IRS under pressure to clarify bitcoin rules

The Internal Revenue Service is under mounting pressure to issue guidance clarifying how taxpayers should handle transactions involving bitcoin and other digital currencies.

In an annual report to Congress, National Taxpayer Advocate Nina E. Olson said the IRS has failed to provide clear guidelines for unregulated and fast-growing virtual money markets.

ADVERTISEMENT
“It is the government’s responsibility to inform the public about the rules they are required to follow,” according to the report, unveiled Thursday. “The lack of clear answers to basic questions such as when and how taxpayers should report gains and losses on digital currency transactions probably encourages tax avoidance.”

Bitcoins exists only online, but they can be used to buy real-world goods and services and are accepted by a growing number of Internet retailers.

Its use is on the rise, increasing by more than 75 percent — from about 1,700 transactions per hour to more than 3,000  — in the four months between July and December 2013, the Taxpayer Advocate’s report found.

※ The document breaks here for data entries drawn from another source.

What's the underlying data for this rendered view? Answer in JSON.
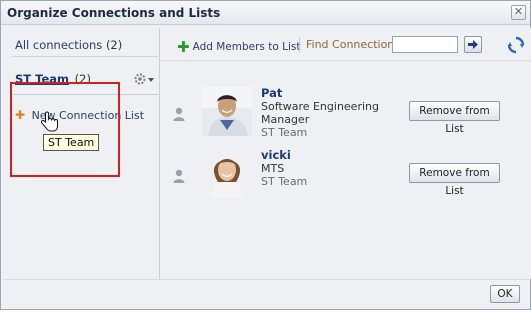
{
  "dialog": {
    "title": "Organize Connections and Lists",
    "close_label": "✕"
  },
  "left": {
    "all_connections_label": "All connections",
    "all_connections_count": "(2)",
    "list_name": "ST Team",
    "list_count": "(2)",
    "new_list_label": "New Connection List",
    "tooltip": "ST Team"
  },
  "toolbar": {
    "add_members_label": "Add Members to List",
    "find_label": "Find Connection",
    "find_value": ""
  },
  "people": [
    {
      "name": "Pat",
      "title_line1": "Software Engineering",
      "title_line2": "Manager",
      "list": "ST Team",
      "button": "Remove from List"
    },
    {
      "name": "vicki",
      "title_line1": "MTS",
      "title_line2": "",
      "list": "ST Team",
      "button": "Remove from List"
    }
  ],
  "footer": {
    "ok_label": "OK"
  },
  "colors": {
    "highlight_box": "#d02020",
    "link": "#1c3a78"
  }
}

Over the same period, the market value of bitcoins in circulation spiked exponentially, from about $1.1 billion to $12.6 billion. More than 10,000 businesses reportedly accept payment in bitcoins, according to the report.

The Government Accountability Office (GAO) concluded last year that some transactions involving virtual currencies are subject to federal taxes. At the time, Congress’s investigative arm said formal rules might be premature, given the evolving nature of the market.


But the GAO said the IRS should take action to make sure people obey tax laws already on the books.

To that end, the Taxpayer Advocate report issued on Thursday calls for guidance detailing when digital currency transactions trigger losses or gains, and when they amount to capital gains.

The IRS should also explain how taxpayers should record and report the transactions, the report found.

Sen. Tom Carper (D-Del.) echoed Olson’s call for additional guidance.

“We live in an increasingly technology-dependent world, which impacts every aspect of our lives, including how we conduct commerce and pay our taxes,” said Carper, chairman of the Senate Homeland Security and Government Affairs Committee.

“Our government has to recognize this reality and adapt accordingly,” he said. “We can’t afford to be behind the curve here.”